Effects of Venue-Specific State Clean Indoor Air Laws on Smoking-Related Outcomes
A large literature has documented relationships between state clean indoor air laws (SCIALs) and smoking-related outcomes in the US. These laws vary within states over time and across venues such as schools, government buildings, and bars. Few studies, however, have evaluated whether the effects of SCIALs are plausibly concentrated among workers who should have been directly affected because they worked at locations covered by the venue-specific restrictions. We fill this gap in the literature using data on private sector workers, government employees, school employees, eating and drinking place workers, and bartenders from the 1992-2007 Tobacco Use Supplements to the Current Population Survey. Our quasi-experimental models indicate robust effects of SCIALs restricting smoking in bars: these laws significantly increased the presence of workplace smoking restrictions as reported by bartenders and reduced the fraction of bartenders who smoke. We do not, however, find that SCIALs in private workplaces, government workplaces, schools, or restaurants increased the presence of workplace smoking restrictions among groups of workers working in venues covered by these laws. This suggests that the smoking reductions associated with SCIALs in previous research are unlikely to have been directly caused by effects of workplace smoking restrictions on workers.

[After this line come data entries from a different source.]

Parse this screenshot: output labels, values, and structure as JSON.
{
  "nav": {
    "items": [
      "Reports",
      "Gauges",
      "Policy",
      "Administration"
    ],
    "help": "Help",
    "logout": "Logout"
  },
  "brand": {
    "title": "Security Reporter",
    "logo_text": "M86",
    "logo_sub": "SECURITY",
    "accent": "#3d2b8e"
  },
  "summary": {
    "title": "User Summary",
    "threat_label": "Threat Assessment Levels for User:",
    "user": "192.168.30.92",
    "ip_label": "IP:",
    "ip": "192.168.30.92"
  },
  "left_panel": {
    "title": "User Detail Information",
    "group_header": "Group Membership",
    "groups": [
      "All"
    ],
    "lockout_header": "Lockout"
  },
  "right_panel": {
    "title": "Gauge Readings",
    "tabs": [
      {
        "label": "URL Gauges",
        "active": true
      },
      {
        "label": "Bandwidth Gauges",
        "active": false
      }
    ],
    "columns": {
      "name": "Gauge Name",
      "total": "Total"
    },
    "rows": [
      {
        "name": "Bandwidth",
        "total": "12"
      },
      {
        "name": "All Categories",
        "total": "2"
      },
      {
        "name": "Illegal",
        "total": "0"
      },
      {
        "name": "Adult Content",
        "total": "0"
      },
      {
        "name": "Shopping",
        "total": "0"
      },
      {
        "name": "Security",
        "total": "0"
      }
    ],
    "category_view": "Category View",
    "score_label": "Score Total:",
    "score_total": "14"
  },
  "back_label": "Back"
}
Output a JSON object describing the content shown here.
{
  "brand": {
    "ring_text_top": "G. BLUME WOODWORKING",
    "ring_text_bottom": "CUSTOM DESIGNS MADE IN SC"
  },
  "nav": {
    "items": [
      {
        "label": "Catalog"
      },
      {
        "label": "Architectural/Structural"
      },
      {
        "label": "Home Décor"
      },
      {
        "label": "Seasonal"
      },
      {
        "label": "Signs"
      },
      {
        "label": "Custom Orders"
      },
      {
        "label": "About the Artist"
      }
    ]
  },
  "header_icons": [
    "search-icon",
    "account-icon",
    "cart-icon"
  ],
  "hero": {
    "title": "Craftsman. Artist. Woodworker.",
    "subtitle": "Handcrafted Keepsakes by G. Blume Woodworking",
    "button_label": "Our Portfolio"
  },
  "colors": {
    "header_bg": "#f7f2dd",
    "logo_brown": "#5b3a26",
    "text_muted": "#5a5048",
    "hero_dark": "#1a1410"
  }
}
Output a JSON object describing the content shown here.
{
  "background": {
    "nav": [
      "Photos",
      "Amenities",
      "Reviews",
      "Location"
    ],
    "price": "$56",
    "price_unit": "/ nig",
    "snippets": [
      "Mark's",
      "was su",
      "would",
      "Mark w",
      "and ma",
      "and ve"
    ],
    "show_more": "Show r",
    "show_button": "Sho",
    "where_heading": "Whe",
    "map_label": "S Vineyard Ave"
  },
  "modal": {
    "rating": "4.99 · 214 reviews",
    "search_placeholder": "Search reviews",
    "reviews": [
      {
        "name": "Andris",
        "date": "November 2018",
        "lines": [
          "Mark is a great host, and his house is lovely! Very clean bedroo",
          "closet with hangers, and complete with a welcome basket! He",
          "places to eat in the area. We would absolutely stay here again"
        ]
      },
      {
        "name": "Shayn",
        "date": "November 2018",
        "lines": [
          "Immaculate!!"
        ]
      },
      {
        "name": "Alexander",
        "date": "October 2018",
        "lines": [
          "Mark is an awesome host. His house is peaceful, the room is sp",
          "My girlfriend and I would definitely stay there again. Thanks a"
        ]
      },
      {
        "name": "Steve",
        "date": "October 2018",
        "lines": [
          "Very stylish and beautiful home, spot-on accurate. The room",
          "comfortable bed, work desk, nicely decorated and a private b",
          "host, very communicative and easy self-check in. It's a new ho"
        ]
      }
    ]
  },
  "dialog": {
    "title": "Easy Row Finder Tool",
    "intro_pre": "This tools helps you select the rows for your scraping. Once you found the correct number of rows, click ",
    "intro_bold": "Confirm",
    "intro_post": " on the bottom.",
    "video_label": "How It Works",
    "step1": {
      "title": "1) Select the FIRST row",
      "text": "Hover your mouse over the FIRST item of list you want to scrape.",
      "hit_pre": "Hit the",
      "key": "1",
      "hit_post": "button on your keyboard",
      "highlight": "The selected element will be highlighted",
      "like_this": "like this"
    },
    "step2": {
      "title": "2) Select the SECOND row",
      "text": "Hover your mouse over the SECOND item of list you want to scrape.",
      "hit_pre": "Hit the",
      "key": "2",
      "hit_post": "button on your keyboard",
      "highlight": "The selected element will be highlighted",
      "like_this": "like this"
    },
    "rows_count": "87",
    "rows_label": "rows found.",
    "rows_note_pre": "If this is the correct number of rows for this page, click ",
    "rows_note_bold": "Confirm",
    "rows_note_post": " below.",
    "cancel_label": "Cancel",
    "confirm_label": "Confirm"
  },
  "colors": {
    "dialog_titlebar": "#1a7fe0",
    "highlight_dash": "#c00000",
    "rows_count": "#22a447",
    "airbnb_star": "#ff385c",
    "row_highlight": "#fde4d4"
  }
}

We thank Gary Giovino and colleagues at the Roswell Park Cancer Institute for sharing the ImpacTeen Tobacco Control Policy Data, and we thank Jaime Chriqui for detailed discussions about how the laws were coded. For generous financial support, Carpenter thanks the UC Institute of Labor and Employment and the Paul Merage School of Business at UC Irvine, and Bitler and Zavodny thank the National Institutes of Health (CDC/NIOSH OH008244). Results do not imply their endorsement; all errors are our own. The views expressed herein are those of the author(s) and do not necessarily reflect the views of the National Bureau of Economic Research.

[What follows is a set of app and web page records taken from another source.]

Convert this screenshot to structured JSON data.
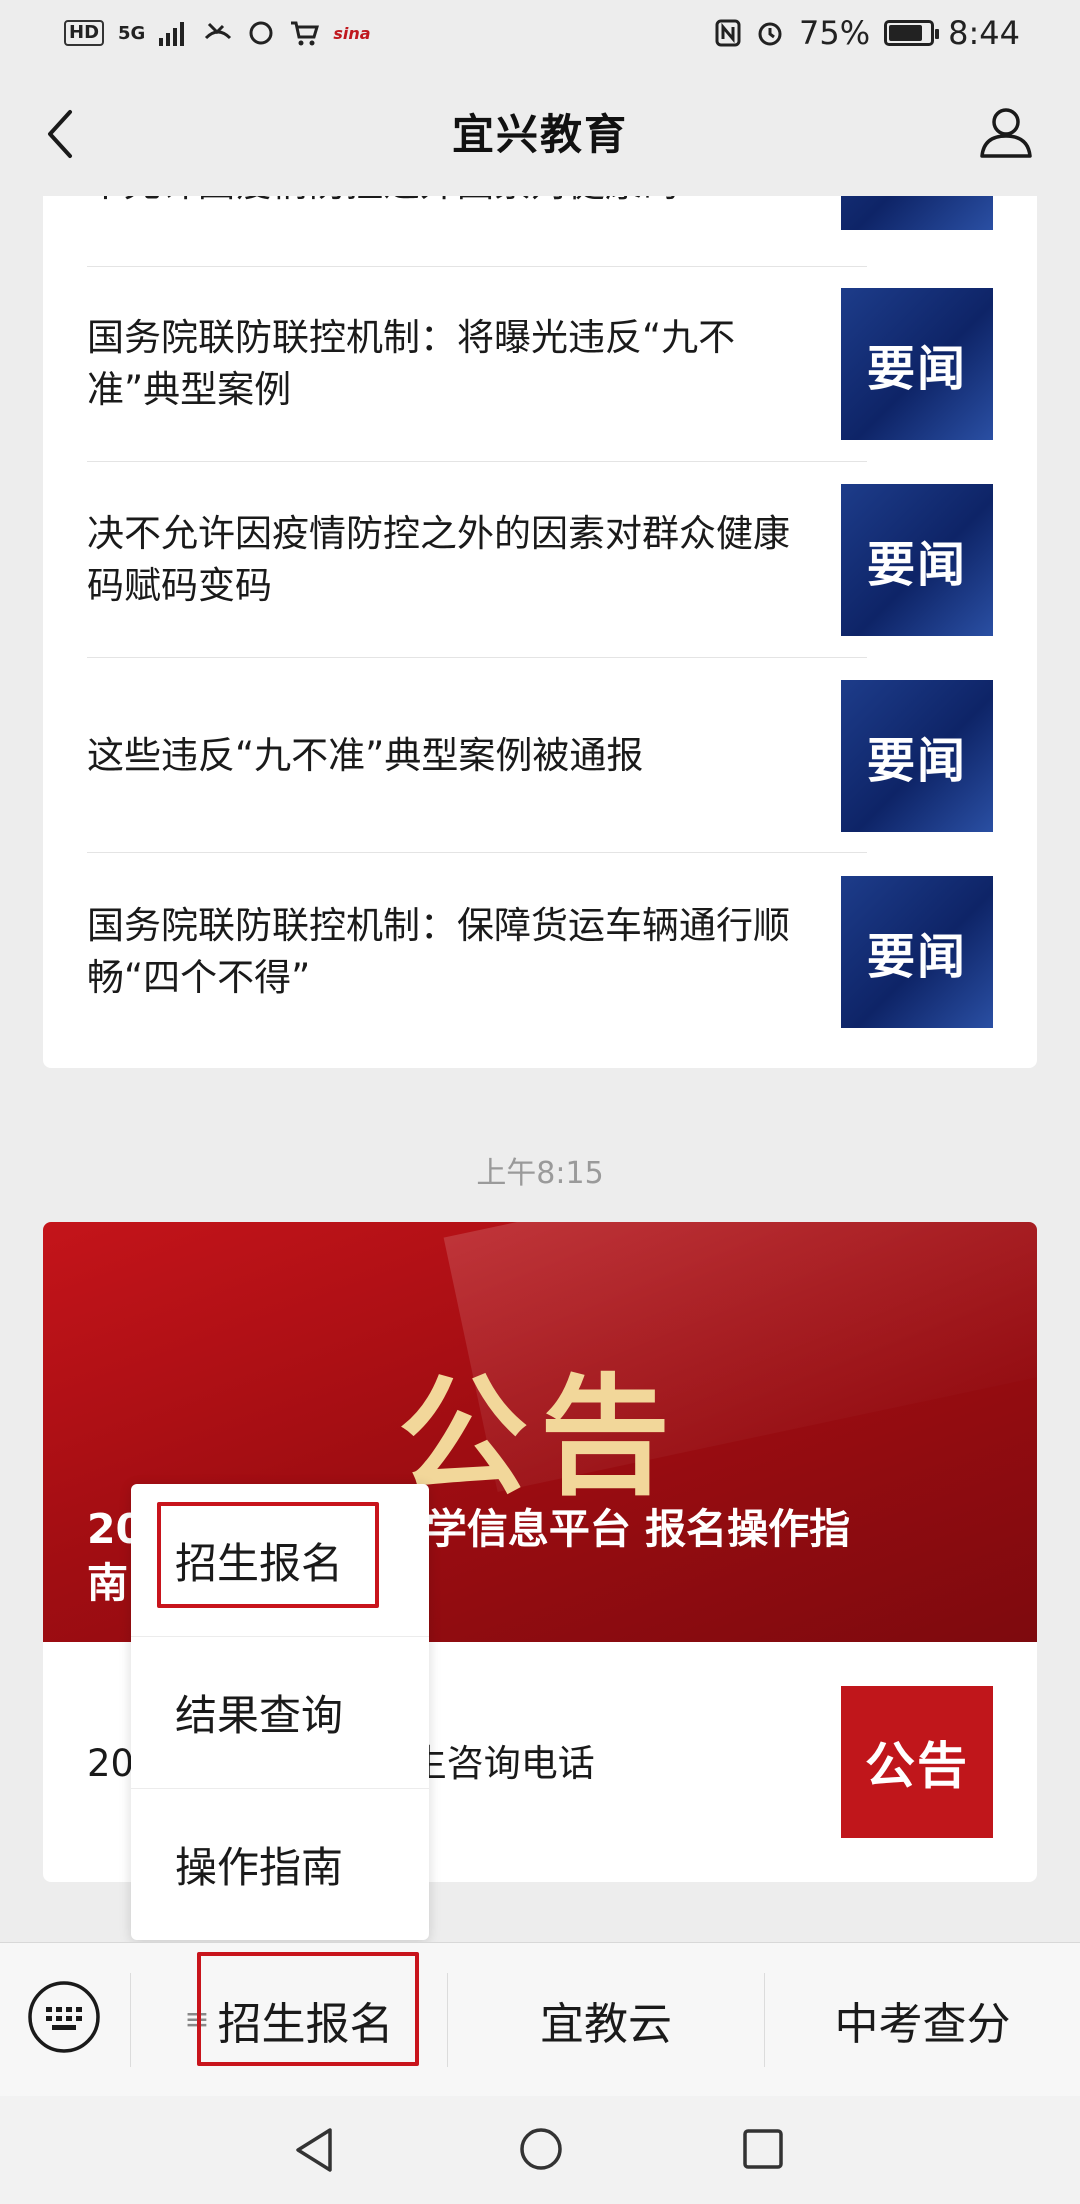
{
  "status_bar": {
    "left_badges": [
      "HD",
      "5G"
    ],
    "sina_label": "sina",
    "battery_percent": "75%",
    "battery_level": 0.75,
    "time": "8:44"
  },
  "header": {
    "title": "宜兴教育"
  },
  "articles": [
    {
      "title": "不允许因疫情防控之外因素对健康码…",
      "thumb_label": "要闻"
    },
    {
      "title": "国务院联防联控机制：将曝光违反“九不准”典型案例",
      "thumb_label": "要闻"
    },
    {
      "title": "决不允许因疫情防控之外的因素对群众健康码赋码变码",
      "thumb_label": "要闻"
    },
    {
      "title": "这些违反“九不准”典型案例被通报",
      "thumb_label": "要闻"
    },
    {
      "title": "国务院联防联控机制：保障货运车辆通行顺畅“四个不得”",
      "thumb_label": "要闻"
    }
  ],
  "timestamp": "上午8:15",
  "announcement": {
    "banner_title": "公告",
    "caption_line1": "20              生入学信息平台 报名操作指",
    "caption_line2": "南",
    "row_title": "20              初中招生咨询电话",
    "row_thumb_label": "公告"
  },
  "popup_menu": {
    "items": [
      "招生报名",
      "结果查询",
      "操作指南"
    ]
  },
  "bottom_menu": {
    "items": [
      "招生报名",
      "宜教云",
      "中考查分"
    ]
  },
  "icons": {
    "back": "chevron-left-icon",
    "user": "user-icon",
    "keyboard": "keyboard-icon",
    "menu_lines": "menu-lines-icon",
    "nav_back": "triangle-back-icon",
    "nav_home": "circle-home-icon",
    "nav_recent": "square-recent-icon"
  },
  "colors": {
    "highlight": "#c8141c",
    "news_thumb": "#142f78",
    "announcement_red": "#c0161b",
    "banner_gold": "#f2d79a"
  }
}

Marianne P. Bitler & Christopher S. Carpenter & Madeline Zavodny, 2010. "Effects of venue‐specific state clean indoor air laws on smoking‐related outcomes," Health Economics, John Wiley & Sons, Ltd., vol. 19(12), pages 1425-1440, December. citation courtesy of